The target demographic here was clearly middle class; one stall sold vegetarian portabella burgers and another served up locally-brewed craft beer. The people shopping and milling around the station were clean and well-dressed, and the stray dogs and ambient Spanish were the only indicators of Colombia. After walking the market, we purchased tickets for guided walk around the park. Park rangers lead these 2-hour hikes several times a day, providing information on the history and wildlife of the area. While we waited for the walk to start, we struck up conversation with a man who had brought his family to the park for the day. He tells us that he’s finishing his master’s degree in education, and that while Medellín has improved vastly since the 1990’s, there are still many problems. Education for better-paying jobs can be hard to come by, he attests, and sometimes the jobs themselves are scarce. “Still”, he says cheerfully, “I’m the first person in my family to get a higher education.”

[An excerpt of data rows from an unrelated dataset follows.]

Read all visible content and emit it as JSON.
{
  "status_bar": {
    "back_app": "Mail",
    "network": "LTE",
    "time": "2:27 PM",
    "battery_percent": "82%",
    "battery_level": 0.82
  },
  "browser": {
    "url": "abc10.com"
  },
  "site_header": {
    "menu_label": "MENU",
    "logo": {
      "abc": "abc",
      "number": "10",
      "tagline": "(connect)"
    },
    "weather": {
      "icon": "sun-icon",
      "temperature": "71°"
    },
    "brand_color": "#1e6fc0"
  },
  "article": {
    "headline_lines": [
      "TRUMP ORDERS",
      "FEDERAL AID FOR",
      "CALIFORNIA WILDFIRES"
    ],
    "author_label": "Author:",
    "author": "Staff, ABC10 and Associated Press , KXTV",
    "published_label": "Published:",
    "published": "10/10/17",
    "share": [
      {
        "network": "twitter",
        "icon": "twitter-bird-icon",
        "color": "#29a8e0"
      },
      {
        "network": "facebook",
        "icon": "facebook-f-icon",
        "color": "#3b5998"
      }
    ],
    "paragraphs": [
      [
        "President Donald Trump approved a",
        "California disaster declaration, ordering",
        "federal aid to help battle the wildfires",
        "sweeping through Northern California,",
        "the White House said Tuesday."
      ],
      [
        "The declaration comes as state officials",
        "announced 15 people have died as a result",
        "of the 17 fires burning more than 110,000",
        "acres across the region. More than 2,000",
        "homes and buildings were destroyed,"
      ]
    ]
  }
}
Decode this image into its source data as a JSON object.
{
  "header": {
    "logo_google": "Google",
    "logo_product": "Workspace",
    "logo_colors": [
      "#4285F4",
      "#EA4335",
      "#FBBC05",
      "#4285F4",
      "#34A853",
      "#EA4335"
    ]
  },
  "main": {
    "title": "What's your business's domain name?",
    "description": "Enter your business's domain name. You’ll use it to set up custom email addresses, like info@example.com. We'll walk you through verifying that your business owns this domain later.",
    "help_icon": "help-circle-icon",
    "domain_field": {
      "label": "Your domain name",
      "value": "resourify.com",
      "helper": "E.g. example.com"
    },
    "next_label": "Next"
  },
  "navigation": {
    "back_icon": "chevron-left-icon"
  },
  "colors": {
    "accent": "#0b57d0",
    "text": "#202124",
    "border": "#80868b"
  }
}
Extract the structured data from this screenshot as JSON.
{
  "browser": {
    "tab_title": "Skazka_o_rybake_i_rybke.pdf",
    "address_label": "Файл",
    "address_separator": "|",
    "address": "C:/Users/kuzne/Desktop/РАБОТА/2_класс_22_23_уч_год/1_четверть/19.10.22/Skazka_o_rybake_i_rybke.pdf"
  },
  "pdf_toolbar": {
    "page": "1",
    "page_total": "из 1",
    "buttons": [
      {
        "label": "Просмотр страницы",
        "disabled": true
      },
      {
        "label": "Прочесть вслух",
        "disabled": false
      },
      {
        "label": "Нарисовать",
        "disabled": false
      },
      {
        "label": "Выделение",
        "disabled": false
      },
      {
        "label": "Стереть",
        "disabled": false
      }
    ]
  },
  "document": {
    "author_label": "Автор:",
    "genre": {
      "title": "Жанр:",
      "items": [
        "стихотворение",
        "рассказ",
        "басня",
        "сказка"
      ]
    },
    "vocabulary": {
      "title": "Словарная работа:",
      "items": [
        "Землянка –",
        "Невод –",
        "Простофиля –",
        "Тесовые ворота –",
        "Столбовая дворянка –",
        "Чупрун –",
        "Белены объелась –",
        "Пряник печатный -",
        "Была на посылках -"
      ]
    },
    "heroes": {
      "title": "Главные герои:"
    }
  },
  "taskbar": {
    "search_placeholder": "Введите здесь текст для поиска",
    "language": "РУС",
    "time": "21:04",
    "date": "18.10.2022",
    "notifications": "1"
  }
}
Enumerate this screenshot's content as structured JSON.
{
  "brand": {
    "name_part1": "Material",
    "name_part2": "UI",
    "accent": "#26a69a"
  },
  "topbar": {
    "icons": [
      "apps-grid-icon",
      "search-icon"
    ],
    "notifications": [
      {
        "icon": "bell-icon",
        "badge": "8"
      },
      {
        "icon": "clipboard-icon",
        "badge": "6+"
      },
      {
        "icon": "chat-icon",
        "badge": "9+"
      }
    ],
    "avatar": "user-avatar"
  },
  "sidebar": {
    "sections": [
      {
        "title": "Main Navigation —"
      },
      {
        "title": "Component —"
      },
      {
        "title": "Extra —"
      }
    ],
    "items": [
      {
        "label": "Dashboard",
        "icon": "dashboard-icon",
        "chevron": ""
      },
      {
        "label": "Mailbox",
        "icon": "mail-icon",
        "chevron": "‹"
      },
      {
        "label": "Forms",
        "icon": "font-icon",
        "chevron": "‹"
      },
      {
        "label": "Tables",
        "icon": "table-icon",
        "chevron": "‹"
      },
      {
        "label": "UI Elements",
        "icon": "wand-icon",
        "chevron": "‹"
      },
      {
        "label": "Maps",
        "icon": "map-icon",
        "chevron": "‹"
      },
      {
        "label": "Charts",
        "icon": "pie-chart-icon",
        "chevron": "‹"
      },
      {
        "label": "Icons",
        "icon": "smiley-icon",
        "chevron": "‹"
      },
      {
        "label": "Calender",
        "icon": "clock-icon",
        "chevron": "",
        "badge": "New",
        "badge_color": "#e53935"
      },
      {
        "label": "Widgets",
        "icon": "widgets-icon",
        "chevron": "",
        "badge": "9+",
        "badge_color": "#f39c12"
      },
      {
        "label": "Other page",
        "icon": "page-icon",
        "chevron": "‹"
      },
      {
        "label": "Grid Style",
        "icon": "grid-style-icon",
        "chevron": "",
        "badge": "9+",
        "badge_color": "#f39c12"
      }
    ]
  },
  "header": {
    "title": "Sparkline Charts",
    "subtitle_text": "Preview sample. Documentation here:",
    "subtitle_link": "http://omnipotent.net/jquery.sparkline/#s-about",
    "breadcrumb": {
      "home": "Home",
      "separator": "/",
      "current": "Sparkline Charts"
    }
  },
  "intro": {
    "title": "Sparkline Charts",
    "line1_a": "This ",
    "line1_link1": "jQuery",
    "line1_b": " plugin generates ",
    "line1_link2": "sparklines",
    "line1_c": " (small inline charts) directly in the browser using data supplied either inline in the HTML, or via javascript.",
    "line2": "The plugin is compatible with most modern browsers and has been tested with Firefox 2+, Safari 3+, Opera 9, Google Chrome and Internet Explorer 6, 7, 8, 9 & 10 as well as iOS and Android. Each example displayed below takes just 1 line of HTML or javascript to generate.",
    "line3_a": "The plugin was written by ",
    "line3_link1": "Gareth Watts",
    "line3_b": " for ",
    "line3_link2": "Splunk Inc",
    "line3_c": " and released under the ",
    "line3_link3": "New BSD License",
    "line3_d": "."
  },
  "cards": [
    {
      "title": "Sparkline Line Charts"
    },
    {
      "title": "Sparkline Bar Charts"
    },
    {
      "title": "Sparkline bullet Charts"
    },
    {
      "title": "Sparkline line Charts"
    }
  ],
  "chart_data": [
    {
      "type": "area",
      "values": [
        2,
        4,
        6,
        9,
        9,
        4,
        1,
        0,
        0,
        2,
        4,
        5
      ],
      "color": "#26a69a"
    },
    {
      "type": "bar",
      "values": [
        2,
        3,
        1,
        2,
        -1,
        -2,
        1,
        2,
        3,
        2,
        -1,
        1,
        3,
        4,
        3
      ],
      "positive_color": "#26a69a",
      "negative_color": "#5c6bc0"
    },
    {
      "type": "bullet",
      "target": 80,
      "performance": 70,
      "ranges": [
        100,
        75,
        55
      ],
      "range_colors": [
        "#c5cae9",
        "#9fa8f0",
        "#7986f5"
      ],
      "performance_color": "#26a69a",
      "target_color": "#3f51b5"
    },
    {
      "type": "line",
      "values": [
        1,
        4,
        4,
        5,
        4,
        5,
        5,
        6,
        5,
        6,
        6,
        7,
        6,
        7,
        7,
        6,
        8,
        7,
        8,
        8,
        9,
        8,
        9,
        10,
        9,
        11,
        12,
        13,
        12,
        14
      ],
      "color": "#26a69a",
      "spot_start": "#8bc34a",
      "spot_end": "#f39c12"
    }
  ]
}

Our guide arrived and we began the hike while she introduced the region’s climate and biology. She explained that the park encompassess multiple types of forest, and that many of the plants growing in these forests have commercial, culinary, or ornamental value. “However now we protect these forests, so we ask that you do not take or damage anything. And those people allowed to take things from the forest can only take things that do not harm the plant, such as seeds,” she says. I thought of what a subtle difference that was from the U.S., where removal of everything is banned in nearly every park. There, everything must be preserved with minimal human intervention. Here, faced with the reality that some people’s livelihoods depend on collecting from the park and that there may be no other jobs up here, Colombians have chosen a compromise.
Still, the biodiversity is impressive and we see a lot in our two hours of walking. Our guide shows us various various species of trees, bushes, and orchids. She points out some wild-growing blueberries which look like no blueberry I’ve ever encountered because it’s a different species; Colombia has the highest number of blueberry species in the world.
After more than an hour of hiking through thick jungle and forest, we enter a pastoral area where houses dot the hillside. We ask the guide whether we’re still in the park and she nods. When we ask about the people, she says that this is their land. “When we wanted to expand the park, we didn’t force people to sell the land,” she explains. “Instead, we paid people to care for it.” This lease system provides an incentive for landowners to preserve forest on their private lands.
We arrive to the camping area at the bottom of the hill where the hike ends along the river. Here people can picnic or spend the night for the fee of a camper’s permit. Looking at the campers among the pine trees, it’s easy to mistake this for some part of the pacific northwest, maybe just south of Seattle or along the coast in northern California. The woman with red hair could even be an engineer for Google. This is Colombia, and she’s (probably) not. But the similarity is proof of how much Medellín has changed.